Chapter 9. Earthquakes

Adapted by Sean W. Lacey & Joyce M. McBeth (2018) University of Saskatchewan from Deline B, Harris R, & Tefend K. (2015) “Laboratory Manual for Introductory Geology”. First Edition. Chapter 13 “Earthquakes” by Randa Harris, CC BY-SA 4.0. View Source. Last edited: 8 Jan 2020


It was the deadliest day in the history of Mt Everest. On April 25, 2015, a 7.8 magnitude earthquake hit Nepal. This triggered an avalanche that killed 19 climbers on Mt Everest. In Nepal, over 8,800 people died, and many more were injured and made homeless. Hundreds of aftershocks (smaller earthquakes that follow a larger earthquake) have occurred since the initial earthquake (Figure 9.1). Earthquakes are not new to the region where Mt Everest resides. A similar death toll was experienced in a 1934 earthquake, and many other smaller earthquakes have occurred within historical times.

Figure 9.1 | A map of the main earthquake to hit Nepal on April 25, 2015, along with a major aftershock on May 12, and numerous (>100) other aftershocks (in red – note the magnitude scale in the upper right).
Source: Harris (2015), map originally from USGS Public Domain view source


An 1833 earthquake of similar magnitude in the same region resulted in less than 500 deaths. In this case, there were two very large foreshocks (smaller earthquakes that precede the main earthquake) that sent most residents out of doors in alarm. Fewer people were indoors for the main earthquake and were thus spared injury and death when the earthquake hit. Worldwide, there have been much deadlier and stronger earthquakes in this century. For example, in 2010 the earthquake that hit Haiti killed an estimated 316,000 people, and the 2004 Sumatra earthquake killed approximately 227,000 people. The deaths in these earthquakes were related to ground shaking and the other hazards that were created by the earthquake.

While earthquakes can be highly destructive, they can also give geologists valuable information about the Earth.
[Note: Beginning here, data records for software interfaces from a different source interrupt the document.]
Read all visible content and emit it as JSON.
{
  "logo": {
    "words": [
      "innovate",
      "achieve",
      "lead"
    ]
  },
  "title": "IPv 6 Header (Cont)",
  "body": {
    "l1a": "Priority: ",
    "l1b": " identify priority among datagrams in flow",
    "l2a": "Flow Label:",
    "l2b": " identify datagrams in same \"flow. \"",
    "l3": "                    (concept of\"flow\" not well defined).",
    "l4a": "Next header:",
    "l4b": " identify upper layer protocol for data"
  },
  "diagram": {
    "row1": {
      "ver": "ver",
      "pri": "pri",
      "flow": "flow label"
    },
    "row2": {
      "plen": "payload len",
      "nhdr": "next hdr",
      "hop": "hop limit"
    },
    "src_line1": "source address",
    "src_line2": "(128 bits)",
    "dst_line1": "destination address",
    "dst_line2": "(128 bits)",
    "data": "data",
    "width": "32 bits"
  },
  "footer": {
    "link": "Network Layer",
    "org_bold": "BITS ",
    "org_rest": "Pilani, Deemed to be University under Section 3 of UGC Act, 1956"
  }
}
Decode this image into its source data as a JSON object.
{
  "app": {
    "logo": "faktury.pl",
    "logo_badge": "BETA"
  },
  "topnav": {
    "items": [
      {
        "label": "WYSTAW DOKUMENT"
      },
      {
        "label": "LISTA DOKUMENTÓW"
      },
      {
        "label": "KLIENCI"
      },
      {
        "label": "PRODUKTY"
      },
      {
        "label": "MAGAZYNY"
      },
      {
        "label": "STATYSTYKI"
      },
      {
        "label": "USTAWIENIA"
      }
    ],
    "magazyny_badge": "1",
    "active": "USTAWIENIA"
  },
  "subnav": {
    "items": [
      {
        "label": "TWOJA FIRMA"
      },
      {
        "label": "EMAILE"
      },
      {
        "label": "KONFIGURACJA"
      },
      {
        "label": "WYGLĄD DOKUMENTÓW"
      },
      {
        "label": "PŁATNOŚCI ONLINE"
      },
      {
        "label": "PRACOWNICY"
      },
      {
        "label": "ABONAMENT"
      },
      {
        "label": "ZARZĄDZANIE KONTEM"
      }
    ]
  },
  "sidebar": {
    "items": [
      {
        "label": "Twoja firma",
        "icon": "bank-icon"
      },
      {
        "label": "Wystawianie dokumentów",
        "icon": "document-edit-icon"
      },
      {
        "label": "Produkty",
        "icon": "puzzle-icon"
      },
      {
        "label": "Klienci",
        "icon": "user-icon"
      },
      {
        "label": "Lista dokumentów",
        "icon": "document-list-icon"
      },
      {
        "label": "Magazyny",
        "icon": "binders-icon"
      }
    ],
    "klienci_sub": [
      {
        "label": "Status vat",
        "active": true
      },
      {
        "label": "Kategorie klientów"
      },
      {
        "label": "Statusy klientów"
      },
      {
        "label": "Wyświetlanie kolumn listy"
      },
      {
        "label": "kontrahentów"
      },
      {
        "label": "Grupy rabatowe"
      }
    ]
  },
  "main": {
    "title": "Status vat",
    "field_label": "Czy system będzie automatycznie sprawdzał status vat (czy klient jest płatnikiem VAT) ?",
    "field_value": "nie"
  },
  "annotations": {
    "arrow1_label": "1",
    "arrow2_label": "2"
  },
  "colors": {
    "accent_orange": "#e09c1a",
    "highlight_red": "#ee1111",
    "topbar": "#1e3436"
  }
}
They can tell us about the structures in the interior of the Earth, and about conditions at the Earth’s surface.

9.1.1 Learning Outcomes

After completing this chapter, you should be able to:
• Compare and contrast the different types of seismic waves generated by earthquakes
• Understand the different scales used to measure earthquakes
• Understand how different geologic materials behave during an earthquake, and how these differences can impact structures during an earthquake
• Explain how to locate an earthquake epicenter on a map
• Explore the relationship between the oil and gas exploration and seismicity

9.1.2 Key Terms

• Benioff Zone
• Body waves
• Epicenter
• Focus
• Induced seismicity
• Intensity
• Liquefaction
• Love waves
• Magnitude
• P Waves
• Rayleigh waves
• S Waves
• Seismogram
• Seismograph
• Seismology
• Surface waves
• Wadati Benioff Zone


Icon for the Creative Commons Attribution-ShareAlike 4.0 International License

Introductory Physical Geology Laboratory Manual – First Canadian Edition (v.3 - Jan 2020) by Joyce McBeth; Karla Panchuk; Tim Prokopiuk; Lyndsay Hauber; and Sean Lacey is licensed under a Creative Commons Attribution-ShareAlike 4.0 International License, except where otherwise noted.